TWO REAL SIGNATURES
Though they were in Mexico the young engineers found it chilly that evening, after sundown.
“Nicolas, can you spare wood enough to start a little campfire?” Tom asked, as he put on his blouse after supper.
“Yes,” replied the little Mexican. “For what is the use of being strong if I could not tramp after more wood to-morrow?”
“We’ll pay you well for all your trouble for us, mi muchacho” (my boy) Tom promised.
“I am rewarded enough in being allowed to serve you, caballeros,” Nicolas answered.
“And the queer part of it is that he means what he says,” muttered Tom, gazing after the departing little peon.
Very shortly a cheerful fire was crackling away. Tom and Harry brought their campstools and sat down before it.
“I’ll be thankful when we get back to the States,” mused Tom.
“I hope it’ll be soon, too,” answered Harry, with a wistful glance toward the north, where, several hundred miles away, lay their country.
Nor did either one expect to be many days more away from home. The young engineers had arrived at a somewhat surprising conclusion. They had agreed to sign a suitable report and to stand back of Don Luis in all the claims he might make concerning El Sombrero Mine.
Much different would their feelings have been had they known all that frightened little Francesca had overheard that they were to be secretly slain, as soon as their usefulness in the swindle was past.

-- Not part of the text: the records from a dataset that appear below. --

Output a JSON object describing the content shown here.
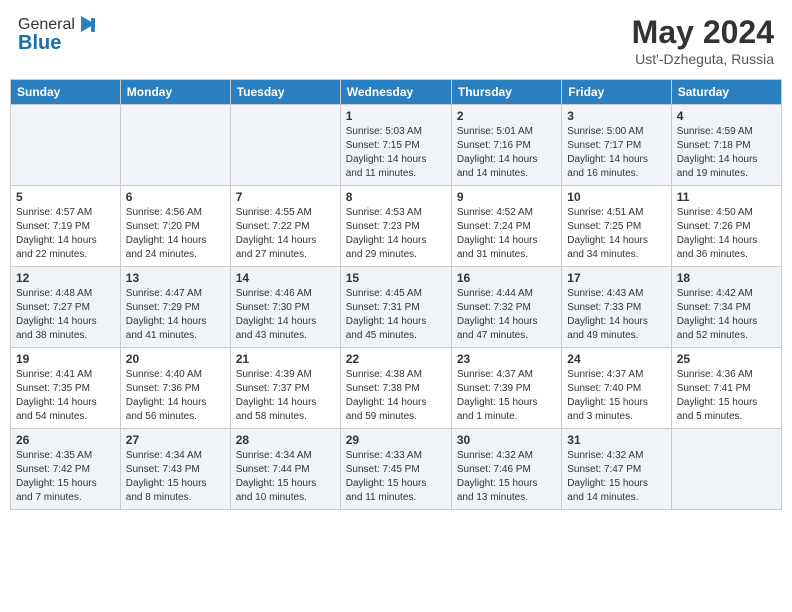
{
  "header": {
    "logo_line1": "General",
    "logo_line2": "Blue",
    "month_title": "May 2024",
    "location": "Ust'-Dzheguta, Russia"
  },
  "weekdays": [
    "Sunday",
    "Monday",
    "Tuesday",
    "Wednesday",
    "Thursday",
    "Friday",
    "Saturday"
  ],
  "weeks": [
    [
      {
        "day": "",
        "content": ""
      },
      {
        "day": "",
        "content": ""
      },
      {
        "day": "",
        "content": ""
      },
      {
        "day": "1",
        "content": "Sunrise: 5:03 AM\nSunset: 7:15 PM\nDaylight: 14 hours\nand 11 minutes."
      },
      {
        "day": "2",
        "content": "Sunrise: 5:01 AM\nSunset: 7:16 PM\nDaylight: 14 hours\nand 14 minutes."
      },
      {
        "day": "3",
        "content": "Sunrise: 5:00 AM\nSunset: 7:17 PM\nDaylight: 14 hours\nand 16 minutes."
      },
      {
        "day": "4",
        "content": "Sunrise: 4:59 AM\nSunset: 7:18 PM\nDaylight: 14 hours\nand 19 minutes."
      }
    ],
    [
      {
        "day": "5",
        "content": "Sunrise: 4:57 AM\nSunset: 7:19 PM\nDaylight: 14 hours\nand 22 minutes."
      },
      {
        "day": "6",
        "content": "Sunrise: 4:56 AM\nSunset: 7:20 PM\nDaylight: 14 hours\nand 24 minutes."
      },
      {
        "day": "7",
        "content": "Sunrise: 4:55 AM\nSunset: 7:22 PM\nDaylight: 14 hours\nand 27 minutes."
      },
      {
        "day": "8",
        "content": "Sunrise: 4:53 AM\nSunset: 7:23 PM\nDaylight: 14 hours\nand 29 minutes."
      },
      {
        "day": "9",
        "content": "Sunrise: 4:52 AM\nSunset: 7:24 PM\nDaylight: 14 hours\nand 31 minutes."
      },
      {
        "day": "10",
        "content": "Sunrise: 4:51 AM\nSunset: 7:25 PM\nDaylight: 14 hours\nand 34 minutes."
      },
      {
        "day": "11",
        "content": "Sunrise: 4:50 AM\nSunset: 7:26 PM\nDaylight: 14 hours\nand 36 minutes."
      }
    ],
    [
      {
        "day": "12",
        "content": "Sunrise: 4:48 AM\nSunset: 7:27 PM\nDaylight: 14 hours\nand 38 minutes."
      },
      {
        "day": "13",
        "content": "Sunrise: 4:47 AM\nSunset: 7:29 PM\nDaylight: 14 hours\nand 41 minutes."
      },
      {
        "day": "14",
        "content": "Sunrise: 4:46 AM\nSunset: 7:30 PM\nDaylight: 14 hours\nand 43 minutes."
      },
      {
        "day": "15",
        "content": "Sunrise: 4:45 AM\nSunset: 7:31 PM\nDaylight: 14 hours\nand 45 minutes."
      },
      {
        "day": "16",
        "content": "Sunrise: 4:44 AM\nSunset: 7:32 PM\nDaylight: 14 hours\nand 47 minutes."
      },
      {
        "day": "17",
        "content": "Sunrise: 4:43 AM\nSunset: 7:33 PM\nDaylight: 14 hours\nand 49 minutes."
      },
      {
        "day": "18",
        "content": "Sunrise: 4:42 AM\nSunset: 7:34 PM\nDaylight: 14 hours\nand 52 minutes."
      }
    ],
    [
      {
        "day": "19",
        "content": "Sunrise: 4:41 AM\nSunset: 7:35 PM\nDaylight: 14 hours\nand 54 minutes."
      },
      {
        "day": "20",
        "content": "Sunrise: 4:40 AM\nSunset: 7:36 PM\nDaylight: 14 hours\nand 56 minutes."
      },
      {
        "day": "21",
        "content": "Sunrise: 4:39 AM\nSunset: 7:37 PM\nDaylight: 14 hours\nand 58 minutes."
      },
      {
        "day": "22",
        "content": "Sunrise: 4:38 AM\nSunset: 7:38 PM\nDaylight: 14 hours\nand 59 minutes."
      },
      {
        "day": "23",
        "content": "Sunrise: 4:37 AM\nSunset: 7:39 PM\nDaylight: 15 hours\nand 1 minute."
      },
      {
        "day": "24",
        "content": "Sunrise: 4:37 AM\nSunset: 7:40 PM\nDaylight: 15 hours\nand 3 minutes."
      },
      {
        "day": "25",
        "content": "Sunrise: 4:36 AM\nSunset: 7:41 PM\nDaylight: 15 hours\nand 5 minutes."
      }
    ],
    [
      {
        "day": "26",
        "content": "Sunrise: 4:35 AM\nSunset: 7:42 PM\nDaylight: 15 hours\nand 7 minutes."
      },
      {
        "day": "27",
        "content": "Sunrise: 4:34 AM\nSunset: 7:43 PM\nDaylight: 15 hours\nand 8 minutes."
      },
      {
        "day": "28",
        "content": "Sunrise: 4:34 AM\nSunset: 7:44 PM\nDaylight: 15 hours\nand 10 minutes."
      },
      {
        "day": "29",
        "content": "Sunrise: 4:33 AM\nSunset: 7:45 PM\nDaylight: 15 hours\nand 11 minutes."
      },
      {
        "day": "30",
        "content": "Sunrise: 4:32 AM\nSunset: 7:46 PM\nDaylight: 15 hours\nand 13 minutes."
      },
      {
        "day": "31",
        "content": "Sunrise: 4:32 AM\nSunset: 7:47 PM\nDaylight: 15 hours\nand 14 minutes."
      },
      {
        "day": "",
        "content": ""
      }
    ]
  ]
}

Rather late into the night the young engineers sat up, talking in such low tones that even Nicolas, squatted on the ground beside a smaller fire, could not hear what they were saying. He would not have understood, anyway, as the young engineers were talking in English.
It was very late when the young engineers turned in that night. It was eight in the morning when Nicolas aroused them.
“Is the stranger back in your tent, Nicolas?” Tom inquired, as soon as his eyes were open.
“Well, I’m not astonished. I didn’t really expect him to return.”
Tom and Harry were quickly astir, and ready for breakfast. Nicolas served them carefully, as always.
“We’re not through much too early, anyway,” Tom murmured. “Here come Don Luis and his artful shadow.”
The touring car stopped, at a little distance from camp. After the two passengers had alighted the chauffeur drove on two hundred yards further ere he drew up to wait for them.
“Good morning,” hailed Don Luis, cordially. “I see you are waiting for us.”
“We have been ready for you since we first rose,” Tom answered.
“Is your answer ready?” Don Luis demanded, eyeing them searchingly.
“Don Luis,” Tom replied, instantly, “the report that you wanted us to sign for you would hardly answer the purpose with shrewd American investors. That report goes back too far; it covers too many points that you might be supposed to know were true, but which engineers who had been here but a few weeks could hardly be expected to know at first hand. Do you see the point that I am raising?”